=== TASK REQUIREMENTS ===
Set down all the data again. Change nothing.

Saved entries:

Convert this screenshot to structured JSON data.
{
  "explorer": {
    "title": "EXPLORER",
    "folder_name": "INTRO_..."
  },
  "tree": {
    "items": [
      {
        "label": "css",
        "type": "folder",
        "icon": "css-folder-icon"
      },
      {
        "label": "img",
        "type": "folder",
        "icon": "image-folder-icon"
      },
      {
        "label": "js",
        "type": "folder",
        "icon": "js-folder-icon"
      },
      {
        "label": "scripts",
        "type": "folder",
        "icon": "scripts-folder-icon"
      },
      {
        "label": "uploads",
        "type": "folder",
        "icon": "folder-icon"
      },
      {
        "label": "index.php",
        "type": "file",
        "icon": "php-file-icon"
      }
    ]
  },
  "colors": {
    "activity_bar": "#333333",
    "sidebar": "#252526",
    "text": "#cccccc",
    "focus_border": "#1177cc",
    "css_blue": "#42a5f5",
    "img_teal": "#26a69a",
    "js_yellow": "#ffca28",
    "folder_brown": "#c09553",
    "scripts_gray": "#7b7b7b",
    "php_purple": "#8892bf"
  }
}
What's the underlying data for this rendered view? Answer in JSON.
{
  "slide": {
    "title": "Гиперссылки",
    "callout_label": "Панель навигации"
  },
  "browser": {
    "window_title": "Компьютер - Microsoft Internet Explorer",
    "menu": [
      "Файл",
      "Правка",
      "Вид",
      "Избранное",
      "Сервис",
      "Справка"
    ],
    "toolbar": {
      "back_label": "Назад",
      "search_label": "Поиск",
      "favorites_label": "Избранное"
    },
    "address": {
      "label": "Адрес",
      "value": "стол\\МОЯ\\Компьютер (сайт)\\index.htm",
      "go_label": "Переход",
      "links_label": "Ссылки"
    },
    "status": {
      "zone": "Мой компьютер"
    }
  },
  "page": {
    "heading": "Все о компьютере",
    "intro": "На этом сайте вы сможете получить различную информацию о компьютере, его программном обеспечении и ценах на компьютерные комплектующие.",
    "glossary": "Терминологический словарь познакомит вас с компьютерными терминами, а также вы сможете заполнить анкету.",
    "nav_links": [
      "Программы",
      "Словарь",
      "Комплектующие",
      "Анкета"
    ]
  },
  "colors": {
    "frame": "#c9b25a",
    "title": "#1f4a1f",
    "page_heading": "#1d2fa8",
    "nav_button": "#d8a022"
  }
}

=== SOLUTION FOR THIS EXERCISE ===
Convert this screenshot to structured JSON data.
{
  "explorer": {
    "title": "EXPLORER",
    "folder_name": "INTRO_..."
  },
  "tree": {
    "items": [
      {
        "label": "css",
        "type": "folder",
        "icon": "css-folder-icon"
      },
      {
        "label": "img",
        "type": "folder",
        "icon": "image-folder-icon"
      },
      {
        "label": "js",
        "type": "folder",
        "icon": "js-folder-icon"
      },
      {
        "label": "scripts",
        "type": "folder",
        "icon": "scripts-folder-icon"
      },
      {
        "label": "uploads",
        "type": "folder",
        "icon": "folder-icon"
      },
      {
        "label": "index.php",
        "type": "file",
        "icon": "php-file-icon"
      }
    ]
  },
  "colors": {
    "activity_bar": "#333333",
    "sidebar": "#252526",
    "text": "#cccccc",
    "focus_border": "#1177cc",
    "css_blue": "#42a5f5",
    "img_teal": "#26a69a",
    "js_yellow": "#ffca28",
    "folder_brown": "#c09553",
    "scripts_gray": "#7b7b7b",
    "php_purple": "#8892bf"
  }
}
What's the underlying data for this rendered view? Answer in JSON.
{
  "slide": {
    "title": "Гиперссылки",
    "callout_label": "Панель навигации"
  },
  "browser": {
    "window_title": "Компьютер - Microsoft Internet Explorer",
    "menu": [
      "Файл",
      "Правка",
      "Вид",
      "Избранное",
      "Сервис",
      "Справка"
    ],
    "toolbar": {
      "back_label": "Назад",
      "search_label": "Поиск",
      "favorites_label": "Избранное"
    },
    "address": {
      "label": "Адрес",
      "value": "стол\\МОЯ\\Компьютер (сайт)\\index.htm",
      "go_label": "Переход",
      "links_label": "Ссылки"
    },
    "status": {
      "zone": "Мой компьютер"
    }
  },
  "page": {
    "heading": "Все о компьютере",
    "intro": "На этом сайте вы сможете получить различную информацию о компьютере, его программном обеспечении и ценах на компьютерные комплектующие.",
    "glossary": "Терминологический словарь познакомит вас с компьютерными терминами, а также вы сможете заполнить анкету.",
    "nav_links": [
      "Программы",
      "Словарь",
      "Комплектующие",
      "Анкета"
    ]
  },
  "colors": {
    "frame": "#c9b25a",
    "title": "#1f4a1f",
    "page_heading": "#1d2fa8",
    "nav_button": "#d8a022"
  }
}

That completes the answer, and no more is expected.